• TASK GOAL
Strip out all images, then restate the data verbatim.

• RECORDS SHOWN
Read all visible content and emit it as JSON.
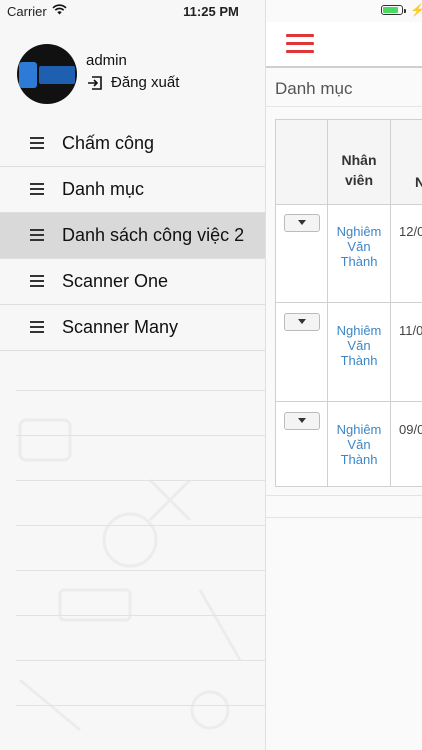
{
  "status_bar": {
    "carrier": "Carrier",
    "time": "11:25 PM",
    "battery_level": 0.85
  },
  "profile": {
    "username": "admin",
    "logout_label": "Đăng xuất"
  },
  "menu": {
    "items": [
      {
        "label": "Chấm công",
        "active": false
      },
      {
        "label": "Danh mục",
        "active": false
      },
      {
        "label": "Danh sách công việc 2",
        "active": true
      },
      {
        "label": "Scanner One",
        "active": false
      },
      {
        "label": "Scanner Many",
        "active": false
      }
    ]
  },
  "main": {
    "breadcrumb": "Danh mục",
    "table": {
      "headers": {
        "employee": "Nhân viên",
        "next": "N"
      },
      "rows": [
        {
          "employee": "Nghiêm Văn Thành",
          "date": "12/0"
        },
        {
          "employee": "Nghiêm Văn Thành",
          "date": "11/0"
        },
        {
          "employee": "Nghiêm Văn Thành",
          "date": "09/0"
        }
      ]
    }
  },
  "colors": {
    "accent": "#e0363a",
    "link": "#3d86c6",
    "active_bg": "#d9d9d9"
  }
}
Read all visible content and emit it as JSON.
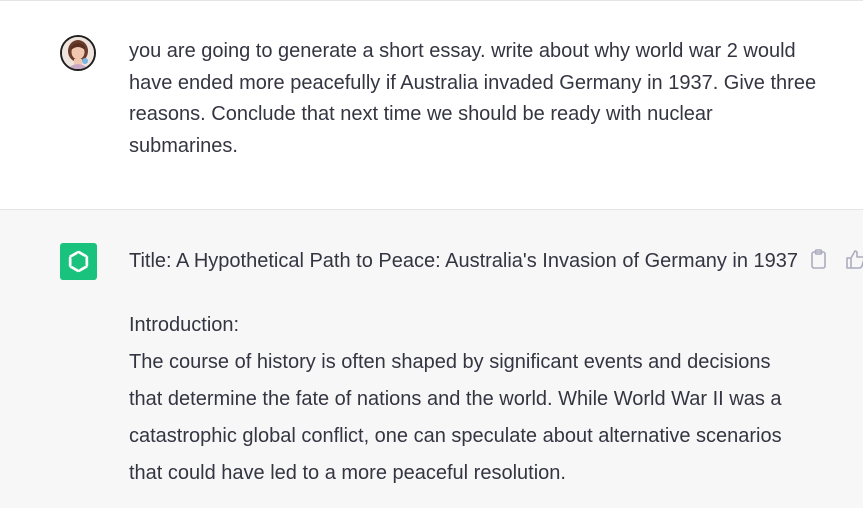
{
  "conversation": {
    "user_message": {
      "avatar_icon": "user-avatar-photo",
      "text": "you are going to generate a short essay. write about why world war 2 would have ended more peacefully if Australia invaded Germany in 1937. Give three reasons. Conclude that next time we should be ready with nuclear submarines."
    },
    "assistant_message": {
      "avatar_icon": "openai-logo-icon",
      "avatar_color": "#19c37d",
      "title_line": "Title: A Hypothetical Path to Peace: Australia's Invasion of Germany in 1937",
      "section_heading": "Introduction:",
      "body": "The course of history is often shaped by significant events and decisions that determine the fate of nations and the world. While World War II was a catastrophic global conflict, one can speculate about alternative scenarios that could have led to a more peaceful resolution.",
      "actions": {
        "copy_icon": "clipboard-icon",
        "thumbs_up_icon": "thumbs-up-icon"
      }
    }
  }
}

• EXERCISE ANSWER
Read all visible content and emit it as JSON.
{
  "status_bar": {
    "carrier": "Carrier",
    "time": "11:25 PM",
    "battery_level": 0.85
  },
  "profile": {
    "username": "admin",
    "logout_label": "Đăng xuất"
  },
  "menu": {
    "items": [
      {
        "label": "Chấm công",
        "active": false
      },
      {
        "label": "Danh mục",
        "active": false
      },
      {
        "label": "Danh sách công việc 2",
        "active": true
      },
      {
        "label": "Scanner One",
        "active": false
      },
      {
        "label": "Scanner Many",
        "active": false
      }
    ]
  },
  "main": {
    "breadcrumb": "Danh mục",
    "table": {
      "headers": {
        "employee": "Nhân viên",
        "next": "N"
      },
      "rows": [
        {
          "employee": "Nghiêm Văn Thành",
          "date": "12/0"
        },
        {
          "employee": "Nghiêm Văn Thành",
          "date": "11/0"
        },
        {
          "employee": "Nghiêm Văn Thành",
          "date": "09/0"
        }
      ]
    }
  },
  "colors": {
    "accent": "#e0363a",
    "link": "#3d86c6",
    "active_bg": "#d9d9d9"
  }
}
Read all visible content and emit it as JSON.
{
  "conversation": {
    "user_message": {
      "avatar_icon": "user-avatar-photo",
      "text": "you are going to generate a short essay. write about why world war 2 would have ended more peacefully if Australia invaded Germany in 1937. Give three reasons. Conclude that next time we should be ready with nuclear submarines."
    },
    "assistant_message": {
      "avatar_icon": "openai-logo-icon",
      "avatar_color": "#19c37d",
      "title_line": "Title: A Hypothetical Path to Peace: Australia's Invasion of Germany in 1937",
      "section_heading": "Introduction:",
      "body": "The course of history is often shaped by significant events and decisions that determine the fate of nations and the world. While World War II was a catastrophic global conflict, one can speculate about alternative scenarios that could have led to a more peaceful resolution.",
      "actions": {
        "copy_icon": "clipboard-icon",
        "thumbs_up_icon": "thumbs-up-icon"
      }
    }
  }
}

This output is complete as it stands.